Heavy Haulage ‘not travelling well’ in mining downturn
THE collapse of Heavy Haulage Australia (HHA) is probably more of a reflection of a downturn in the mining industry than the state of the trucking industry, says a Clarence trucking company executive.
The CEO of Herb Blanchard Haulage, Robert Blanchard, said his company and other local haulage businesses were not in competition with HHA.
"That business was quite unique in that it concentrated on the really big jobs needed for mining infrastructure, like massive pieces of machinery," Mr Blanchard said.
Administrator Ferrier Hodgson announced on Monday it had been called in a voluntary administrator for the company, which boasts one of the largest haulage fleets in Australia and was the subject of reality TV show Mega Truckers.
The administrators said HHA would continue to operate as normal while a buyer was found and arrangements were made to protect employees, customers, suppliers and creditors.

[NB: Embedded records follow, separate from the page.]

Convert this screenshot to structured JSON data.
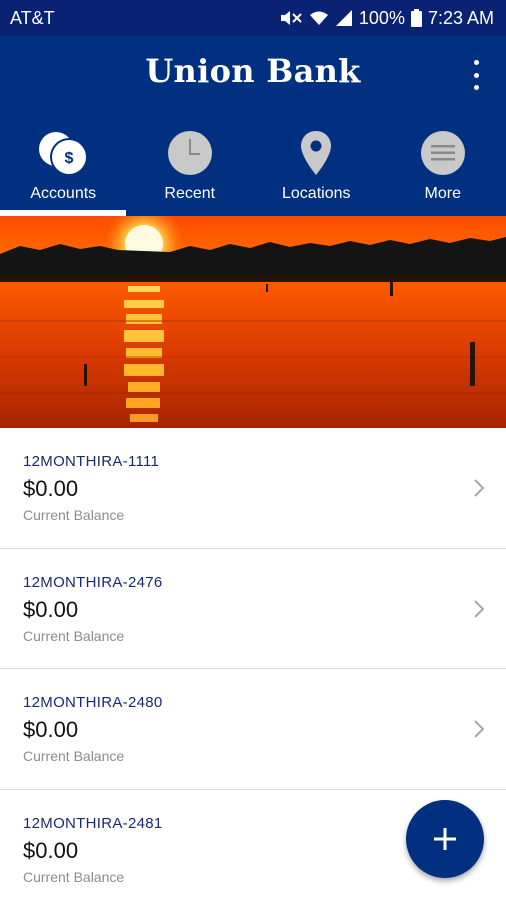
{
  "status_bar": {
    "carrier": "AT&T",
    "battery": "100%",
    "time": "7:23 AM"
  },
  "header": {
    "title": "Union Bank",
    "menu_icon": "more-vert-icon"
  },
  "tabs": [
    {
      "label": "Accounts",
      "icon": "coins-icon",
      "selected": true
    },
    {
      "label": "Recent",
      "icon": "clock-icon",
      "selected": false
    },
    {
      "label": "Locations",
      "icon": "map-pin-icon",
      "selected": false
    },
    {
      "label": "More",
      "icon": "menu-icon",
      "selected": false
    }
  ],
  "accounts": [
    {
      "name": "12MONTHIRA-1111",
      "balance": "$0.00",
      "caption": "Current Balance"
    },
    {
      "name": "12MONTHIRA-2476",
      "balance": "$0.00",
      "caption": "Current Balance"
    },
    {
      "name": "12MONTHIRA-2480",
      "balance": "$0.00",
      "caption": "Current Balance"
    },
    {
      "name": "12MONTHIRA-2481",
      "balance": "$0.00",
      "caption": "Current Balance"
    }
  ],
  "fab": {
    "label": "+",
    "icon": "add-icon"
  },
  "colors": {
    "brand_blue": "#00307f",
    "status_blue": "#0a2273",
    "account_name": "#1a2a72",
    "caption_gray": "#8c8c8c"
  }
}
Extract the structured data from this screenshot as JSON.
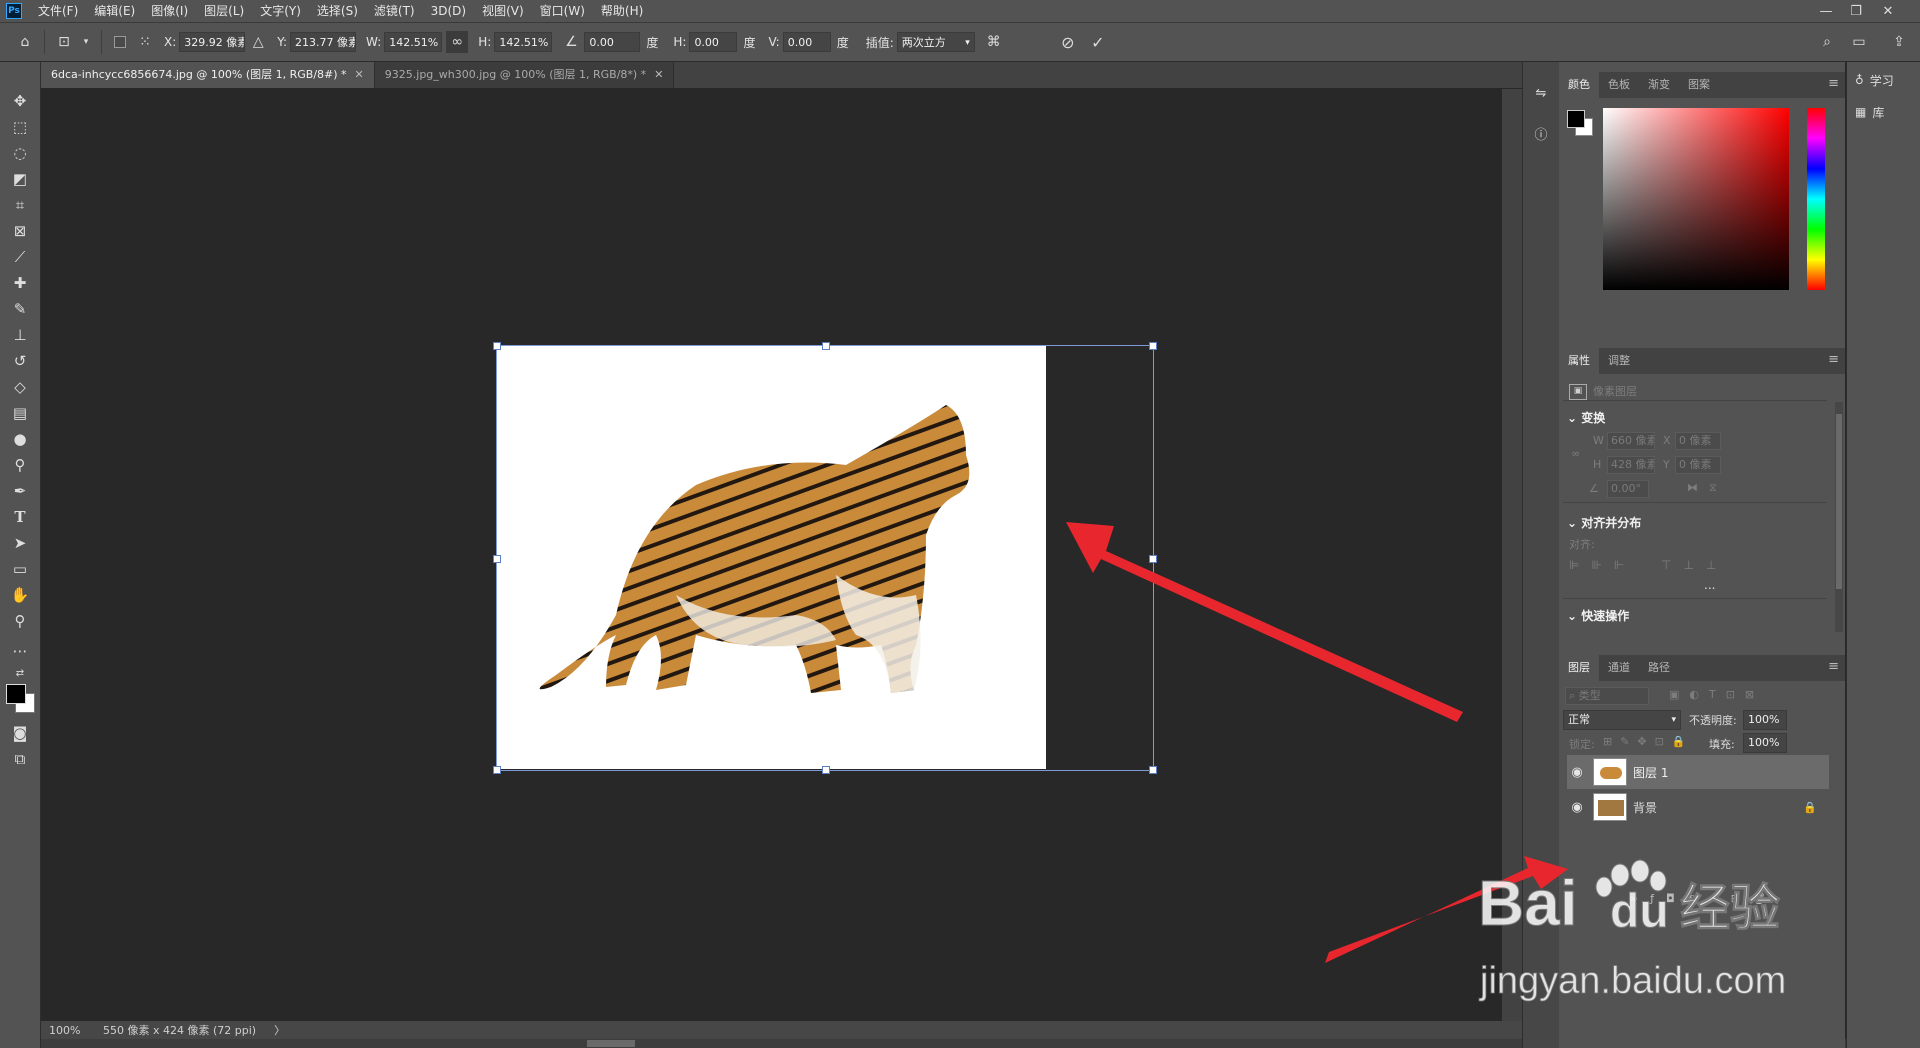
{
  "app": {
    "logo": "Ps"
  },
  "menu": [
    "文件(F)",
    "编辑(E)",
    "图像(I)",
    "图层(L)",
    "文字(Y)",
    "选择(S)",
    "滤镜(T)",
    "3D(D)",
    "视图(V)",
    "窗口(W)",
    "帮助(H)"
  ],
  "window_controls": [
    "—",
    "❐",
    "✕"
  ],
  "options": {
    "x_label": "X:",
    "x_value": "329.92 像素",
    "y_label": "Y:",
    "y_value": "213.77 像素",
    "w_label": "W:",
    "w_value": "142.51%",
    "h_label": "H:",
    "h_value": "142.51%",
    "angle_value": "0.00",
    "degree": "度",
    "skew_h_label": "H:",
    "skew_h_value": "0.00",
    "skew_v_label": "V:",
    "skew_v_value": "0.00",
    "interp_label": "插值:",
    "interp_value": "两次立方"
  },
  "tabs": [
    {
      "label": "6dca-inhcycc6856674.jpg @ 100% (图层 1, RGB/8#) *",
      "active": true
    },
    {
      "label": "9325.jpg_wh300.jpg @ 100% (图层 1, RGB/8*) *",
      "active": false
    }
  ],
  "status": {
    "zoom": "100%",
    "doc_info": "550 像素 x 424 像素 (72 ppi)",
    "arrow": "〉"
  },
  "color_panel": {
    "tabs": [
      "颜色",
      "色板",
      "渐变",
      "图案"
    ],
    "fg": "#000000",
    "bg": "#ffffff",
    "hue_color": "#ff0000"
  },
  "properties_panel": {
    "tabs": [
      "属性",
      "调整"
    ],
    "layer_type": "像素图层",
    "transform_title": "变换",
    "w_label": "W",
    "w_value": "660 像素",
    "x_label": "X",
    "x_value": "0 像素",
    "h_label": "H",
    "h_value": "428 像素",
    "y_label": "Y",
    "y_value": "0 像素",
    "angle_value": "0.00°",
    "align_title": "对齐并分布",
    "align_label": "对齐:",
    "quick_title": "快速操作",
    "more": "..."
  },
  "layers_panel": {
    "tabs": [
      "图层",
      "通道",
      "路径"
    ],
    "filter_placeholder": "类型",
    "blend_mode": "正常",
    "opacity_label": "不透明度:",
    "opacity_value": "100%",
    "lock_label": "锁定:",
    "fill_label": "填充:",
    "fill_value": "100%",
    "layers": [
      {
        "name": "图层 1",
        "selected": true
      },
      {
        "name": "背景",
        "selected": false
      }
    ]
  },
  "right_strip": {
    "learn": "学习",
    "library": "库"
  },
  "watermark": {
    "brand": "Bai",
    "du": "du",
    "jingyan": "经验",
    "url": "jingyan.baidu.com"
  },
  "colors": {
    "arrow": "#e8262e",
    "selection": "#7e9bd8"
  }
}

"This is indicative of the downturn we are seeing in the resources sector and the knock-on effect it has and will continue to have on the transport industry," the head of Ferrier Hodgson's logistics practice, Brendan Richards, said in statement.

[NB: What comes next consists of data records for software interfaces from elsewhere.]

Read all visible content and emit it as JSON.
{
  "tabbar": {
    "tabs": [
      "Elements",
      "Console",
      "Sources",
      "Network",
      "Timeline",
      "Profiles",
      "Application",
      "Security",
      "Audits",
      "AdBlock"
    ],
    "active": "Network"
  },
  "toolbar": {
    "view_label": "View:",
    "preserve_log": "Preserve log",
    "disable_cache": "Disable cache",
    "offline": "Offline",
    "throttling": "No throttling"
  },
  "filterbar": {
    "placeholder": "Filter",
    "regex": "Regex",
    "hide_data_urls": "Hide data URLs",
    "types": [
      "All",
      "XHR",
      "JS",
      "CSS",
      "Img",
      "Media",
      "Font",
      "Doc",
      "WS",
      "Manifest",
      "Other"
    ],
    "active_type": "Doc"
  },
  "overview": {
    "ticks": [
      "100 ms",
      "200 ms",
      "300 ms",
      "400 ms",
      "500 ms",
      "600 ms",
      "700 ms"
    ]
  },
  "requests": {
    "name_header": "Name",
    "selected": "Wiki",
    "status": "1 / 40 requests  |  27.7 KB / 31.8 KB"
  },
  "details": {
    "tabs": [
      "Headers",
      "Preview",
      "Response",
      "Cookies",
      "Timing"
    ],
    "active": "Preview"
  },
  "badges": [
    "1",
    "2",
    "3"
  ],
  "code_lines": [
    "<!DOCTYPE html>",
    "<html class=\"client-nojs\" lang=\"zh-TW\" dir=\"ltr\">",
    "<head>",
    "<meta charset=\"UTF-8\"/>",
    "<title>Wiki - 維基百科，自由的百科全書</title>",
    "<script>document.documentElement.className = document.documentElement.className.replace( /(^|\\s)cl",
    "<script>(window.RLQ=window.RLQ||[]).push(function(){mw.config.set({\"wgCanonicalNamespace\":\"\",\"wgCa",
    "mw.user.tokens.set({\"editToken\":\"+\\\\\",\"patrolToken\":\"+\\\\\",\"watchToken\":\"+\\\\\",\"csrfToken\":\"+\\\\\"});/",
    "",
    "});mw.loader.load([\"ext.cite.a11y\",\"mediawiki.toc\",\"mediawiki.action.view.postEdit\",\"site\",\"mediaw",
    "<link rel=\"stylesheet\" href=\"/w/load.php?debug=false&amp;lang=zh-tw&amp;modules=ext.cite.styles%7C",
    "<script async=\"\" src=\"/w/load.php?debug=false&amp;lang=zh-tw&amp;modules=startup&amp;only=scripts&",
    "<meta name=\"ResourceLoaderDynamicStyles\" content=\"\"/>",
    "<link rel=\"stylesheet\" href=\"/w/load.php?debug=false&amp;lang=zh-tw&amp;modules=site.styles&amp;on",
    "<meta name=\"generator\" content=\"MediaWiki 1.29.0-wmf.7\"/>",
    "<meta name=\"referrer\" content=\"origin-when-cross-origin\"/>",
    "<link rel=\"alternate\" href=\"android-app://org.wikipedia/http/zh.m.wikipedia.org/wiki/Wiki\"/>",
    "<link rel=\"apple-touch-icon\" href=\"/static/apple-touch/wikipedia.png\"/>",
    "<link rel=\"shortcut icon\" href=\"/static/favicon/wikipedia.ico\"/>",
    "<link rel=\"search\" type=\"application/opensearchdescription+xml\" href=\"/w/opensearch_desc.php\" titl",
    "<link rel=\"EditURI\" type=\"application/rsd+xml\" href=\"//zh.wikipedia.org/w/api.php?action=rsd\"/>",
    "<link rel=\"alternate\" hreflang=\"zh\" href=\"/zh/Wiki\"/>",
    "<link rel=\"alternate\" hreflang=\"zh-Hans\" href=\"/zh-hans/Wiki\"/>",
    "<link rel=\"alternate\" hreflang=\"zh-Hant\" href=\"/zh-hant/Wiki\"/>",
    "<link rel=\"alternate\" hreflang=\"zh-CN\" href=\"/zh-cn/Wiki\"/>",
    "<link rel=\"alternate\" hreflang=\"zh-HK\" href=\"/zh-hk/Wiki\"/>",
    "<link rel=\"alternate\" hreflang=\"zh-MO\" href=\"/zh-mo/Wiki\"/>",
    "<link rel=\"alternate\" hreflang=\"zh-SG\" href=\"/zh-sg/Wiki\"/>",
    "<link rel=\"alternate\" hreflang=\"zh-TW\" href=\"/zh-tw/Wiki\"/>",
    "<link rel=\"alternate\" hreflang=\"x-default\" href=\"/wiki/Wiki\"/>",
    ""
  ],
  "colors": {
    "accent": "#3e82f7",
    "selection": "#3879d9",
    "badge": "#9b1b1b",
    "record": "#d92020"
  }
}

"Unfortunately, HHA has a very high cost base and when revenues are challenged, it is left with little room in which to manoeuvre."
Mr Blanchard said the local haulage industry was hardly exposed to the mining industry, but was feeling the effects of the downturn in the economy.
"We're not travelling that well," he said. "There is a drop in the volume of freight and continued downward pressure on the rates we can charge."